One in five primary care trusts in England is not providing sufficient
occupational health services for GPs and their staff, the British Medical
Association (BMA) has warned.
Doctors had been given assurance that, as part of the NHS Plan, free OH
services would be introduced from April 2001.
But the study of GP local medical committees showed that of 304 primary care
trusts in England, at least 37 did not offer a free OH service to their GPs and
their staff. A further 29 only provided a patchy service.
The BMA has called for the money that has been made available for OH schemes
under the NHS Plan to be ‘ring-fenced’ so it can be spent in the right areas.
It also urged the Department of Health (DoH) to consider providing extra
money to help tackle GP ill health and stress levels.
Dr John Chisholm, chairman of the BMA’s General Practitioners Committee,
said the findings were "hugely disappointing".
"Last year, the Department of Health wrote to all chief executives of
English primary care organisations to remind them that funding should be made
available to meet the occupational health needs of GPs and their staff by 31
"A huge number of GPs and their staff still do not have access to even
basic OH services. It seems likely that the money allocated to provide these
services has been spent elsewhere," he explained.
Susan Robson, chairwoman of the BMA’s Occupational Health Committee, added:
"In the light of these results, we hope we can work with the DoH to
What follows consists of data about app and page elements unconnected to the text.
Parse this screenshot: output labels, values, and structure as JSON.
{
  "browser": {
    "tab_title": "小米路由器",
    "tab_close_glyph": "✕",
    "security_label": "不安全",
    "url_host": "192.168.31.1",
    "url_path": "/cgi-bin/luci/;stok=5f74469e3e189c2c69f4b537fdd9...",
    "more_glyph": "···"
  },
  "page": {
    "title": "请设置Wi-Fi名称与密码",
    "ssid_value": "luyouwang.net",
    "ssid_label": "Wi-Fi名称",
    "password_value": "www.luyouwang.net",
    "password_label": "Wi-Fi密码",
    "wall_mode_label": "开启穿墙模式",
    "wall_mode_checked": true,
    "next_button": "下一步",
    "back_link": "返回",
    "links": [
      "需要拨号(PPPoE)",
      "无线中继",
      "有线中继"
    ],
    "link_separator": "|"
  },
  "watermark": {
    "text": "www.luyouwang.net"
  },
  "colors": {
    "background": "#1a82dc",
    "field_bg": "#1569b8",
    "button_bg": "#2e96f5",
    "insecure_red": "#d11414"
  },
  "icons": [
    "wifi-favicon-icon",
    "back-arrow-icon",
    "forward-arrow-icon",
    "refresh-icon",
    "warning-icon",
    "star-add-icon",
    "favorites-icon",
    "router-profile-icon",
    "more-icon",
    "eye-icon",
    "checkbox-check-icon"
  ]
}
improve the provision of OH services so that GPs and their staff can make the
best possible contribution to improving patient care."